#### WORK ITEM
All lines holding the word "library" are to be copied from the records beneath.

#### EXTRACTED DATA
========================================

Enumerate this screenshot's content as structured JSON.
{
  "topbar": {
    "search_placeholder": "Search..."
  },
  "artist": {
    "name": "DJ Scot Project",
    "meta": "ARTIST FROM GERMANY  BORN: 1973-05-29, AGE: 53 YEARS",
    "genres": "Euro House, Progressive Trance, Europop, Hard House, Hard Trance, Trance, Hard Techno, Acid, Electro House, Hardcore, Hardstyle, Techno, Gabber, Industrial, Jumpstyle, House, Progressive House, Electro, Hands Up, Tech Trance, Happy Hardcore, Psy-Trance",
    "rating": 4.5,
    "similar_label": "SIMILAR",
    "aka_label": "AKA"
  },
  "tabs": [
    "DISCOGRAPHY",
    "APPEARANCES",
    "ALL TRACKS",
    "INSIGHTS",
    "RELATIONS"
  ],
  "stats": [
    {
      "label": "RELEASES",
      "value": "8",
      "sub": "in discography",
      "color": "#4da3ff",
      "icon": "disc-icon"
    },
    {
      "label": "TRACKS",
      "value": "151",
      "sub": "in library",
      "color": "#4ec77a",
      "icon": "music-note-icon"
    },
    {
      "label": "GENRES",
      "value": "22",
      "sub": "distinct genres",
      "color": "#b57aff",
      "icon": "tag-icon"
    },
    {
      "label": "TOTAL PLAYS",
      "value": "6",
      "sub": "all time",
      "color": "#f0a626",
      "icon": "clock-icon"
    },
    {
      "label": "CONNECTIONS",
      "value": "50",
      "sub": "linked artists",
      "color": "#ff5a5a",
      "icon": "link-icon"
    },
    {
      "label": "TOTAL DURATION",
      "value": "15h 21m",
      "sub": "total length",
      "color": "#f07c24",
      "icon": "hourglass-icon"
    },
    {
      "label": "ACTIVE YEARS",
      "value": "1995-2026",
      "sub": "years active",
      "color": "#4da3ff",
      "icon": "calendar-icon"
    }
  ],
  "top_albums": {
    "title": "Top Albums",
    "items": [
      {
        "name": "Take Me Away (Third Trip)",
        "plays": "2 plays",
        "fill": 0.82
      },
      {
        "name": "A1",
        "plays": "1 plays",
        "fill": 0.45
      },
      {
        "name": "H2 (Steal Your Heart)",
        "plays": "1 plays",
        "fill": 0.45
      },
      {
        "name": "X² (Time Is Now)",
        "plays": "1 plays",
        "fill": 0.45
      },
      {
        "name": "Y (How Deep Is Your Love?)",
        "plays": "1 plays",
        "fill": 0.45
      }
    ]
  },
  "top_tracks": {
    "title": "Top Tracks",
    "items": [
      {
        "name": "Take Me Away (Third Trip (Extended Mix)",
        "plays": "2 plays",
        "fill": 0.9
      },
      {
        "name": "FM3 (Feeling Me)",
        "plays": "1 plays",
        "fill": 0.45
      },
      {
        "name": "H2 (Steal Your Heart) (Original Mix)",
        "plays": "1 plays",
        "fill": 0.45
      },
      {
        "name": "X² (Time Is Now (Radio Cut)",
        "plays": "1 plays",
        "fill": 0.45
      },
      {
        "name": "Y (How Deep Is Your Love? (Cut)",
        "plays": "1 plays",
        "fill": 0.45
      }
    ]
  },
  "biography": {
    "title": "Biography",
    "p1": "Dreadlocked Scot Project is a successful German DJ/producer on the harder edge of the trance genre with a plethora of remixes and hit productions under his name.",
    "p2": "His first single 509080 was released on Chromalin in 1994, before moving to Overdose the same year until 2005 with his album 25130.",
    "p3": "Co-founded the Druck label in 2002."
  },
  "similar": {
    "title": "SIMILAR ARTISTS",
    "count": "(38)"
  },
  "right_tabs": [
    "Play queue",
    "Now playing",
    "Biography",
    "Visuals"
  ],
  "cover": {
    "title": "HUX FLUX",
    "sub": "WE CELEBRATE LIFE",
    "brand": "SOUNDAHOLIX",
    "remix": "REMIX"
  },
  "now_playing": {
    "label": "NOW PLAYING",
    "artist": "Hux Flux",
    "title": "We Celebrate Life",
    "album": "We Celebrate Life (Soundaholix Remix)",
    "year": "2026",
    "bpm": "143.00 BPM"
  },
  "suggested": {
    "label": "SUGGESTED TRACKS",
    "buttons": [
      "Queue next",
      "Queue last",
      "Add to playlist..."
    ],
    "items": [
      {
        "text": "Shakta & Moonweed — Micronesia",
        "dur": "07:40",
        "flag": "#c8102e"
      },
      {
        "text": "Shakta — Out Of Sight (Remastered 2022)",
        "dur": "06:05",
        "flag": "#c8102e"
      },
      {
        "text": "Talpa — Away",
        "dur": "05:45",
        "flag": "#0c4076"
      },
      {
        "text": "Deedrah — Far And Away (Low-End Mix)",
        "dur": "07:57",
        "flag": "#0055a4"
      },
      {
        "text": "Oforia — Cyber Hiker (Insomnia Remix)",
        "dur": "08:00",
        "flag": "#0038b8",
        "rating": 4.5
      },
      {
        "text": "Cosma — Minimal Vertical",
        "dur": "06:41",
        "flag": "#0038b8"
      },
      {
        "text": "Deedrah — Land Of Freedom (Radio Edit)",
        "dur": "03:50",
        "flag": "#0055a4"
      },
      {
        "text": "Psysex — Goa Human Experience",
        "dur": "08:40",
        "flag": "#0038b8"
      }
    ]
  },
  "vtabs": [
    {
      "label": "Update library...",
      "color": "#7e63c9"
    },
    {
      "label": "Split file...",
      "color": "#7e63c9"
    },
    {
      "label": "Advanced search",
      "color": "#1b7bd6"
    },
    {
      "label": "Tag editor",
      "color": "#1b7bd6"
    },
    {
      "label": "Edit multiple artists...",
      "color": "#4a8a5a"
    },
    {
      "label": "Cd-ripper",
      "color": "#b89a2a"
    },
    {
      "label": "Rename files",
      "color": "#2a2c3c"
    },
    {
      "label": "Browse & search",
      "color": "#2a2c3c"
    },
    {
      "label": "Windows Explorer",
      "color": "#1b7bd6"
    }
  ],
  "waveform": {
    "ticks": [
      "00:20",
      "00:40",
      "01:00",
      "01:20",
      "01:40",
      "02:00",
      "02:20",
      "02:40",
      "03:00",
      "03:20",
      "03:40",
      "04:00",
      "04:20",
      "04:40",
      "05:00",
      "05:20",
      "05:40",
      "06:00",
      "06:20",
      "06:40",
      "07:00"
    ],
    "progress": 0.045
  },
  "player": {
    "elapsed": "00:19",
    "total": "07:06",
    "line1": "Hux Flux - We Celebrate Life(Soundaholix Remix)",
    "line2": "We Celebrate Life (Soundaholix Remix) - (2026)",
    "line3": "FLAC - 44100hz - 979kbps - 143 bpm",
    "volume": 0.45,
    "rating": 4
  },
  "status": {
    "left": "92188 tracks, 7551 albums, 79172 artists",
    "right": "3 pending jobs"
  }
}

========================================

#### EXERCISE OUTPUT
      "sub": "in library",
      "label": "Update library...",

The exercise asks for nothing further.